The Perromat family has three beautiful boys: Lucas, Philip and Thomas. Philip is the middle child. By the time he was a toddler, Kim and Carlos Perromat had already suspected that Philip's failure to make eye contact and his unwillingness to speak were caused by more than just slow development. So they were not really surprised when he was diagnosed with autism.
Carlos says he tried to learn everything he could about the disorder. He believes he wasted a lot of valuable time trying to find the right treatment program for his child.
"It's not a question of lack of information. It's a question of too much. It's impossible to sift through," he said.
Kim and Carlos have been taught to use applied behavior techniques to help Philip identify what he wants.
At first, it was just one word, and even though Philip knew the word for the toy he wanted, he wouldn't say it until he realized it was the only way his parents would give it to him.
The genetic link to autism may be prevalent in more than one male member of the Perromat family. Carlos believes that he and his father, and now perhaps his oldest son Lucas, also have signs of a high-functioning type of autism called Asperger's Syndrome. The youngest boy, Thomas, has shown no symptoms.

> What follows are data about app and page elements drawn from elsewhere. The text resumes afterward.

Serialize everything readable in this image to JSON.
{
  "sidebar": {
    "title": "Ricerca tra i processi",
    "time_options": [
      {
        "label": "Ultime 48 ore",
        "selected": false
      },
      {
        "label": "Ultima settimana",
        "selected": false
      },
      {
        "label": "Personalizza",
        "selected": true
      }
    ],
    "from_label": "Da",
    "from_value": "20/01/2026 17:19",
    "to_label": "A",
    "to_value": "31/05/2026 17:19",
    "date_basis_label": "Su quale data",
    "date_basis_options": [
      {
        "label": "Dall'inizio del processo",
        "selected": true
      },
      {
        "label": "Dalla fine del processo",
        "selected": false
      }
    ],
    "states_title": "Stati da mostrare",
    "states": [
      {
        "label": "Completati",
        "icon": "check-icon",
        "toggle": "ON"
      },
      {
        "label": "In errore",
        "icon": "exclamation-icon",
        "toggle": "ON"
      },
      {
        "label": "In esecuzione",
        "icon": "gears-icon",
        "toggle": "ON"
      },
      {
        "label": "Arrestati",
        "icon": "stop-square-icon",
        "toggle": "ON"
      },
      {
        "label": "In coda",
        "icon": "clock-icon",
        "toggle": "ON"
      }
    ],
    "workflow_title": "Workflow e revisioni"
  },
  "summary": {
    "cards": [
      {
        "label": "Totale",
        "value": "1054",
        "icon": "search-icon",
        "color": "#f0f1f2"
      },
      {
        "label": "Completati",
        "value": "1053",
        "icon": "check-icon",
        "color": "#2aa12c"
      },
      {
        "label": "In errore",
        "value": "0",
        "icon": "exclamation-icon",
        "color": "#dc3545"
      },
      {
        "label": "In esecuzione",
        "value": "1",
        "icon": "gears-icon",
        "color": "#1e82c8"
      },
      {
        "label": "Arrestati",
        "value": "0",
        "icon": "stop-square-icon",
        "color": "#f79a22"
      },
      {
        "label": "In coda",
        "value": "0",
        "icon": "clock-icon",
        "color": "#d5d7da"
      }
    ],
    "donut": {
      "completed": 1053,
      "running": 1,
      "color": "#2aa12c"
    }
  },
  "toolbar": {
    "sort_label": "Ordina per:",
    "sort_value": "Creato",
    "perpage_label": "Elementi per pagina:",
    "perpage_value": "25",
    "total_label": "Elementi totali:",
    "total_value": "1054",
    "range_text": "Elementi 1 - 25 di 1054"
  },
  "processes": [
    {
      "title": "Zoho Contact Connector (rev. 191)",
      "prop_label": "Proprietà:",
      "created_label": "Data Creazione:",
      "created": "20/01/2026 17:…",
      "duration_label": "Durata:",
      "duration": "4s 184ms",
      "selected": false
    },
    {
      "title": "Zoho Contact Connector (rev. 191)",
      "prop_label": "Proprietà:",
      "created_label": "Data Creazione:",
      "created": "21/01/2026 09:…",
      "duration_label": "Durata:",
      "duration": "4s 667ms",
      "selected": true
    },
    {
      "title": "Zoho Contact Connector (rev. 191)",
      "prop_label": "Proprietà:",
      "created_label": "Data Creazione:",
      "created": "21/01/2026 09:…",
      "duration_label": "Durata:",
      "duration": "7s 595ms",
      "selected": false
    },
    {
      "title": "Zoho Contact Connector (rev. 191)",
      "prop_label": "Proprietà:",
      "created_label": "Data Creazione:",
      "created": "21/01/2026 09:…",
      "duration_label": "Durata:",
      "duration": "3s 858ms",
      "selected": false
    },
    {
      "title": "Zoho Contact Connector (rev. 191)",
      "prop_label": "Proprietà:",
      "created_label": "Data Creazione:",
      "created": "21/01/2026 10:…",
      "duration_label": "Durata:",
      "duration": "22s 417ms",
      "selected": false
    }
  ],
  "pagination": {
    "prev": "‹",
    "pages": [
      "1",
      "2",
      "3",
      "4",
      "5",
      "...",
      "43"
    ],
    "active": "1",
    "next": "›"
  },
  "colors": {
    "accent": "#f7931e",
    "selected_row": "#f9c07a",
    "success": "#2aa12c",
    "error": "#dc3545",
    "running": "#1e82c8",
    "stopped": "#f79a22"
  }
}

Katie Divelbiss of the Center for Autism and Related Disorders says parents should find a way to communicate with their autistic child as soon as possible.
“Teach them how to communicate," said Divelbiss. "That could be using pictures, that could be teaching them how to use hand signs, that could be a one word or a 'ugh' - one utterance."
For decades, autism was categorized incorrectly as a form of childhood schizophrenia, and in recent years as a diverse spectrum of developmental brain disorders. Doctor Susan Hyman of the American Academy of Pediatrics says the definitions of autism are changing because the difference between disorders on that spectrum can be hard to distinguish.
"It's better to think of it as a single spectrum or a singular category with different degrees of intensity and different other factors that impact how significant the diagnosis is," said Hyman.
Professor Roy Richard Grinker is a recognized authority on autism whose own daughter was diagnosed with the disorder in 1994. Back then, Grinker says, there was little awareness or understanding of autism in the United States. That has changed, he says.
"I don't know that the treatments for autism today are that much different than the treatments for autism back in 1994 or 1995, except for this: Society understands autism. Society gets it. Autism is no longer invisible," said Grinker.
The National Institute of Mental Health, which is part of the National Institutes of Health, has a complete guide for parents who want to know more about autism, A Parent’s Guide to Autism Spectrum Disorder.